How relevant may be the Avicennian case study to the current dynamics of the pandemic I will leave it to my possible and patient readers to decide.

Finally, and from a quite different point of view, the coronavirus phenomenon fits the general, very old, but ever recurring problem of the “mundus inversus”, of the world upside down. The “contamination of the opposite” affects mathematics, anthropology, social history, religions, logic and more.

The semantic instrument used to overturn the normal, the natural and the logic by making them abnormal, un-natural and illogic was/is described by the Greek word ‘adynaton” – meaning a hyperbole magnified to such an extent as to be completely unfeasible. At a deeper level the adynata were/are reflections of a collective anxiety and of a desire for radical change. In the middle ages the idea of this inner and occult rebellion was conveyed by ample literature, involving impossible events, for example, a man who collects the winds, an ox that hunts a hare, a cosmic event that makes gold less valuable than iron, etc. In Renaissance art, scenes of impossible animals and men decorated the frames around the main frescos in the ceiling of castles. The technical name for this type of decorative frame was ‘grottesca’ (grotesque because impossible). In our times the most visible and officially representation of the opposite of norms has remained the Carnival.

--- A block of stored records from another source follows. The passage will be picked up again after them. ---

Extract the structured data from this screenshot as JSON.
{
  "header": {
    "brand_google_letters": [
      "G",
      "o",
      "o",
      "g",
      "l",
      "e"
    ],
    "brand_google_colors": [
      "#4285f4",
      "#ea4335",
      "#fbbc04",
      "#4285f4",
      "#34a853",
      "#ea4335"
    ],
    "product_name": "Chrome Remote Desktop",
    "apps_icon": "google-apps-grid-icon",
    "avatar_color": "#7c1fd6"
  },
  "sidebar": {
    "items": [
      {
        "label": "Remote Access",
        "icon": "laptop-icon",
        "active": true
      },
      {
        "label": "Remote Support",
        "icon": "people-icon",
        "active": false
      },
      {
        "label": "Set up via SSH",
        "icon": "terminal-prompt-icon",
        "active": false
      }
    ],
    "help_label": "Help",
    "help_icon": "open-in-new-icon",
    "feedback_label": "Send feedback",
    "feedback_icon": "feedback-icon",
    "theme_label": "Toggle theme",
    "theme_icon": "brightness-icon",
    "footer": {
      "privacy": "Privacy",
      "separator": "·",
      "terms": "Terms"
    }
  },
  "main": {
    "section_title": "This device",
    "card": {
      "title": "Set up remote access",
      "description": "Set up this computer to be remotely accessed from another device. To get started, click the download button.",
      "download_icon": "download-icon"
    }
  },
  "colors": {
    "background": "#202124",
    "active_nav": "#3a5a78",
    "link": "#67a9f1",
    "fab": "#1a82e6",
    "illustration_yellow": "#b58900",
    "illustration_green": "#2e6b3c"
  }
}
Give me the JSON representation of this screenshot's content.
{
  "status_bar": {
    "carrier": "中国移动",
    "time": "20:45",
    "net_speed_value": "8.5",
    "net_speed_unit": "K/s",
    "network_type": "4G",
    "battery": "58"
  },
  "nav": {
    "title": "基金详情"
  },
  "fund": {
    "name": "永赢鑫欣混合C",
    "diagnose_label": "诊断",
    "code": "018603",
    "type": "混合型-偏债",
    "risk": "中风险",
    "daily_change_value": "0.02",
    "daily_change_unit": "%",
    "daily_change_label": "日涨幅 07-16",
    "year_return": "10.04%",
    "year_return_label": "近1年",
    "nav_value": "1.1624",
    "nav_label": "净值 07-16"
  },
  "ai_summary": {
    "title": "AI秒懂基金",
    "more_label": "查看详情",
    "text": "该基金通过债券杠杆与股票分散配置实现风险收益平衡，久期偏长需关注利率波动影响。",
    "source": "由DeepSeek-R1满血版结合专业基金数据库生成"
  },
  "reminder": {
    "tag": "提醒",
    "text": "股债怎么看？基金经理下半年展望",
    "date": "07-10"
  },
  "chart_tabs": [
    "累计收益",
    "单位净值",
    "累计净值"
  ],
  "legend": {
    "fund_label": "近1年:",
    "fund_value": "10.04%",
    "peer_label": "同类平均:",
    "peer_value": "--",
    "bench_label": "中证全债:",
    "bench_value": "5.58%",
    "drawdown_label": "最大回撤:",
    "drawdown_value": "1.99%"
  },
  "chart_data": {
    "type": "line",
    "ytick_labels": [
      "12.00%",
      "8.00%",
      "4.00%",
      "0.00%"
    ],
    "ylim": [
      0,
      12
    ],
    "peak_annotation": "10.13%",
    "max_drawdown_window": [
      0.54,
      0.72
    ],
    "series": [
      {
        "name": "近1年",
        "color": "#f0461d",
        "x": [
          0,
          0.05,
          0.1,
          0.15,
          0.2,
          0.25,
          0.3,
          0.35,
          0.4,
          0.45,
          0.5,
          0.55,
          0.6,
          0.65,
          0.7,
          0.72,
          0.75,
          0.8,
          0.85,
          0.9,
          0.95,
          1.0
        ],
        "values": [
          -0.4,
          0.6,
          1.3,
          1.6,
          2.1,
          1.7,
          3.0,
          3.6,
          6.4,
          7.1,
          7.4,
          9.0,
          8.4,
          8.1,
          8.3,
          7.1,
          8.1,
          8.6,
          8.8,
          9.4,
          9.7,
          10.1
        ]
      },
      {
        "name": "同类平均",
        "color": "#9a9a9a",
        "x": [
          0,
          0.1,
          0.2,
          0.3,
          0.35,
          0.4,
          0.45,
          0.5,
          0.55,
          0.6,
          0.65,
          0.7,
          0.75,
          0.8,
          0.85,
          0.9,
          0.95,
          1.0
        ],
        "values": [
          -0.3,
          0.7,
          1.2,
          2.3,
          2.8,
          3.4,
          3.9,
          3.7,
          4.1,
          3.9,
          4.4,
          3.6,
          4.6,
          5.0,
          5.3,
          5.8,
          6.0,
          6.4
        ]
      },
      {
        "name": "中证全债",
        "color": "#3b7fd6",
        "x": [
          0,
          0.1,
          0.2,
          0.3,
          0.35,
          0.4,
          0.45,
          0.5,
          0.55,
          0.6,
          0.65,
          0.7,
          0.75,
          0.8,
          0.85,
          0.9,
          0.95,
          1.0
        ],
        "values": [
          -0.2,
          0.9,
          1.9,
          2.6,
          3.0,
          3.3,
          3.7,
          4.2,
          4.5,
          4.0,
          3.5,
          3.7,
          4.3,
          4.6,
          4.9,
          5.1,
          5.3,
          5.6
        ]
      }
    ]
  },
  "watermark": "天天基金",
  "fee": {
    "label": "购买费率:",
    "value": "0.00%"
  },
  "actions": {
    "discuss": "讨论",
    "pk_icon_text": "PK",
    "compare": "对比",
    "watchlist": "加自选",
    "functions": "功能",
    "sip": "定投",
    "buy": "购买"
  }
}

But a universal, often unconscious desire to turn the world upside down, to escape from the inevitability of the normal, the stricture of written and unwritten rules, the recurrence of the routine and/or the inescapability of the class system is still with us. And the true, authentic or questionable virologists suddenly turned into legislators may perhaps be the externation of an ancient collective desire for some kind of escape, in the imaginative fashion of a new, brave, upside-down world.

*** 1. Much Ado About Nothing
*** 2. Hamlet
*** 3. All’s Well That Ends Well
*** 4. Comedy of Errors

This entry was posted in Best Shakespeare Quotes, Elegant Shakespearean Quotes, Life and Death, Philosophical, Psychological & Historical Considerations and tagged , . Bookmark the permalink.